In good news, CT is 11th best among states in the number of people who had no trouble finding a doctor in 2015 according to State Health Compare But CT is also 17th worst among states in the percent of residents with high medical cost burdens. Depending on how you look at it, it may be good or bad news but CT is 19th lowest among states in the percent of state budget devoted to Medicaid, and 28th lowest in state public health spending per person. Created by SHADAC, State Health Compare is a new online comparison tool with state-level estimates across 46 measures of health and health care from six federal agency sources. Categories include health insurance coverage, cost of care, health behaviors, outcomes, access, utilization, quality of care, public health, and social and economic factors. Metrics include costs of potentially preventable hospitalizations, percent of residents who needed but did not get care due to cost, chronic disease prevalence, weight assessment in schools, and adult cancer screening rates. Data for most measures is available for multiple years, allowing trend analysis. Within most of the 46 measures, the tool allows visitors to dive deeper into the data by subpopulations such as by age, race/ethnicity, and education level. The tool provides a map, state rank and trend display for each metric. The data can be downloaded and exported.
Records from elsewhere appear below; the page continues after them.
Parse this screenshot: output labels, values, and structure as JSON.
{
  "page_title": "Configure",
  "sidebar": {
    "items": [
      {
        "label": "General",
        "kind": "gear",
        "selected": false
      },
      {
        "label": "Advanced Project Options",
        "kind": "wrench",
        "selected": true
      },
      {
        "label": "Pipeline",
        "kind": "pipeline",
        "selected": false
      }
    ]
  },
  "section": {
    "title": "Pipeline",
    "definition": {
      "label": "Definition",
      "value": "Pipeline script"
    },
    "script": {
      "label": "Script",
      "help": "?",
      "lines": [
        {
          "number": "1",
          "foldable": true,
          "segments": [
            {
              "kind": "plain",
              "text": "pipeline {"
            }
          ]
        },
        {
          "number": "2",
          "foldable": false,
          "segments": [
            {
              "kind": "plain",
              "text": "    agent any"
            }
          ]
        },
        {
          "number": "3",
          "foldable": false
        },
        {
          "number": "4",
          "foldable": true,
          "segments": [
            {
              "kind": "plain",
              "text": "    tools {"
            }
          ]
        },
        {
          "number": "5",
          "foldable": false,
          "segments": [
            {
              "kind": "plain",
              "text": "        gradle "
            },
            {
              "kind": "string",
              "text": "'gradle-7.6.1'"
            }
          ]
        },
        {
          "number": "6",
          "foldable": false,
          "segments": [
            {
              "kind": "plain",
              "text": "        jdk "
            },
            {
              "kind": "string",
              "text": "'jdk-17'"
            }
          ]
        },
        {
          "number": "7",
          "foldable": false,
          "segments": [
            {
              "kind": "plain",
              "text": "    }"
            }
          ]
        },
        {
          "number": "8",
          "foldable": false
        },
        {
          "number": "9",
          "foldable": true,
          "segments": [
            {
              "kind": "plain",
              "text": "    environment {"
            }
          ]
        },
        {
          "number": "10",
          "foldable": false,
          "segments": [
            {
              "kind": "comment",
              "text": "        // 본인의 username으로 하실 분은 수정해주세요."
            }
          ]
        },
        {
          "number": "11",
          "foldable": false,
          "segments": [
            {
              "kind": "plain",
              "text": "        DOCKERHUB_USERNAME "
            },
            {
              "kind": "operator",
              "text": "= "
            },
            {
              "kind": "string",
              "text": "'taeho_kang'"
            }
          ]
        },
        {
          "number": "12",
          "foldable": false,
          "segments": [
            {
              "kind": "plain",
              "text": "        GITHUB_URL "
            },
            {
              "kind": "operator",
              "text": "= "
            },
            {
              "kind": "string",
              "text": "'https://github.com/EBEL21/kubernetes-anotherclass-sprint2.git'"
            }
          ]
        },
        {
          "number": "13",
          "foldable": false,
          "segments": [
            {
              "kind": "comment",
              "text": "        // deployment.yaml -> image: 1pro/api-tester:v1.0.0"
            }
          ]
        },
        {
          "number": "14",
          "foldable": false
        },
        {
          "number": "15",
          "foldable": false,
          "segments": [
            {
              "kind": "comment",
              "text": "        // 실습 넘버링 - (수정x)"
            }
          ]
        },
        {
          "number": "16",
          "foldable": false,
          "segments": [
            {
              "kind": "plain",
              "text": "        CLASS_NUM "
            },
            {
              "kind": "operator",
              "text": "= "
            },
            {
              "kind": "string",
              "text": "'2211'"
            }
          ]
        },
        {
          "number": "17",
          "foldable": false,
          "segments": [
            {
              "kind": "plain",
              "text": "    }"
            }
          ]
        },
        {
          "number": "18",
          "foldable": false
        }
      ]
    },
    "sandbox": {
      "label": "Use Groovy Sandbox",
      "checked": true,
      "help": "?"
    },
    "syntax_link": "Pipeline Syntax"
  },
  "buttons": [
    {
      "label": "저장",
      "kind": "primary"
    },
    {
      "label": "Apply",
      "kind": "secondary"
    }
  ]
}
Wednesday, May 10, 2017
At yesterday’s meeting, CT’s Health Care Cabinet agreed to create four working groups to develop recommendations and options to control drug spending in the state. We also reviewed a report from CT’s APCD on the Top 50 Highest Total Cost Drugs in CT. The Cabinet has been taking a deep dive into rising prescription drug costs for the last three months with presentations from academics, drug company and industry representatives, DSS, CT’s Attorney General, a Pharmacy Benefits Management company, wholesale drug distribution, and pharmacists. The Cabinet considered a draft summary document on the Cabinet’s activities to date, updates on legislative proposals, further reading, and potential themes and areas for further action. The group decided to create four working groups to develop strategies – pricing, price transparency, research initiatives in other states, and consumer/provider education. The subgroups will engage voices beyond the Cabinet’s membership.
Tuesday, May 2, 2017
This year CT earned 7.3 points out of 10 possible in the latest assessment of preparedness for community health emergencies, a small increase from 7.2 over last year. But CT did better than the US average at 6.8. The National Health Security Preparedness Index has measured states’ ability to respond to health security threats such as a Zika outbreak or a natural disaster for the last four years. The Index includes metrics such as vaccination rates, hazard plans for public schools, the number of paramedics and hospitals. Compared to the US average, CT performed best for Incident and Information Management – public health alerts to communities and multi-agency coordination -- but worst for Health Security Surveillance – monitoring and identification of disease outbreaks. Vermont scored best among all states with 7.8 points. The report includes detailed information on Connecticut’s performance and challenges on many metrics. The report concludes with areas that need work to ensure public safety in public health emergencies.
Monday, May 1, 2017
CT’s May Health Reform Dashboard is unsettled again. Mistrust remains at the core of problems in CT. Medicaid policy development and implementation have taken a very disappointing turn away from collaboration, transparency, and data for reasons that don’t make any sense (there are a few theories). Just a few of the persistent problems in PCMH+, Medicaid’s current risky experiment with payment reform, include ineffective consumer notices, blocking access to meetings, no evidence of a system to even detect underservice, and the plan to move ahead pushing another 200,000 people into the experiment January 1st before there is any meaningful information (much less a proper evaluation) of what happened to the first 137,000 people. If there’s a problem, we won’t know for at least six months after it’s too late. No one is listening to cooler heads. We just keep hearing that they are watching things and we have to trust them. (see mistrust brief) Conflicts of interest are getting worse as is the state budget outlook.